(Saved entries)
******

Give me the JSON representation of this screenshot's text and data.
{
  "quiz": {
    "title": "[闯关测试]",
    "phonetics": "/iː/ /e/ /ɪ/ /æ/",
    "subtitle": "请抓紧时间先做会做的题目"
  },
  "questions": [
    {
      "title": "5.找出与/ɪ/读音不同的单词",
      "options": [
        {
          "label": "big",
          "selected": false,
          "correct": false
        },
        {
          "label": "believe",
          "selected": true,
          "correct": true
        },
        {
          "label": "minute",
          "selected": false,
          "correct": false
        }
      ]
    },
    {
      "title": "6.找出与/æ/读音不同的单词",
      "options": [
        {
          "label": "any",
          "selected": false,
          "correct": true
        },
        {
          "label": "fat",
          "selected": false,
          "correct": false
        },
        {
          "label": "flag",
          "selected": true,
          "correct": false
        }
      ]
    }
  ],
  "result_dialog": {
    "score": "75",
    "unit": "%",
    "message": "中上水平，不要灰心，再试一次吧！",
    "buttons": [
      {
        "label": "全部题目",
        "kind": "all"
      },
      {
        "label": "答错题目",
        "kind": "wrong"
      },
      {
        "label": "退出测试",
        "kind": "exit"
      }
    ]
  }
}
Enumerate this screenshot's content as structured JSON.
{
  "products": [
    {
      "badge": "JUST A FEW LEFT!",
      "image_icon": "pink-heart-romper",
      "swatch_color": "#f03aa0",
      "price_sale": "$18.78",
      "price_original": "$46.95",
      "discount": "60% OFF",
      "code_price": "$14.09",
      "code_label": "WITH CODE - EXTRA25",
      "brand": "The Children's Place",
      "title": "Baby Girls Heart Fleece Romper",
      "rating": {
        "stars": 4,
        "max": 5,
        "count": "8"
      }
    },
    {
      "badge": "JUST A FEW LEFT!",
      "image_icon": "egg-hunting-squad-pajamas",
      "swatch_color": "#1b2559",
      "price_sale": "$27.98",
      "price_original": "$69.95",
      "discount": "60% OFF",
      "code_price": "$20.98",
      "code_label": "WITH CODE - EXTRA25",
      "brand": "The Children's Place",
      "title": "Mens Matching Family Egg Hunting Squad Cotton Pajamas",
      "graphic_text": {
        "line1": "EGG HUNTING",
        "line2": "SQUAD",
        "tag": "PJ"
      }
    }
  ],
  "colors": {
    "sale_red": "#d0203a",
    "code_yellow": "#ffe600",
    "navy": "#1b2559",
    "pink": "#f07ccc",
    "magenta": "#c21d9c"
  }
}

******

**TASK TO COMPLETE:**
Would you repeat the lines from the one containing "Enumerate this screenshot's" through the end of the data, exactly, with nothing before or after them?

**EXERCISE SOLUTION:**
Enumerate this screenshot's content as structured JSON.
{
  "products": [
    {
      "badge": "JUST A FEW LEFT!",
      "image_icon": "pink-heart-romper",
      "swatch_color": "#f03aa0",
      "price_sale": "$18.78",
      "price_original": "$46.95",
      "discount": "60% OFF",
      "code_price": "$14.09",
      "code_label": "WITH CODE - EXTRA25",
      "brand": "The Children's Place",
      "title": "Baby Girls Heart Fleece Romper",
      "rating": {
        "stars": 4,
        "max": 5,
        "count": "8"
      }
    },
    {
      "badge": "JUST A FEW LEFT!",
      "image_icon": "egg-hunting-squad-pajamas",
      "swatch_color": "#1b2559",
      "price_sale": "$27.98",
      "price_original": "$69.95",
      "discount": "60% OFF",
      "code_price": "$20.98",
      "code_label": "WITH CODE - EXTRA25",
      "brand": "The Children's Place",
      "title": "Mens Matching Family Egg Hunting Squad Cotton Pajamas",
      "graphic_text": {
        "line1": "EGG HUNTING",
        "line2": "SQUAD",
        "tag": "PJ"
      }
    }
  ],
  "colors": {
    "sale_red": "#d0203a",
    "code_yellow": "#ffe600",
    "navy": "#1b2559",
    "pink": "#f07ccc",
    "magenta": "#c21d9c"
  }
}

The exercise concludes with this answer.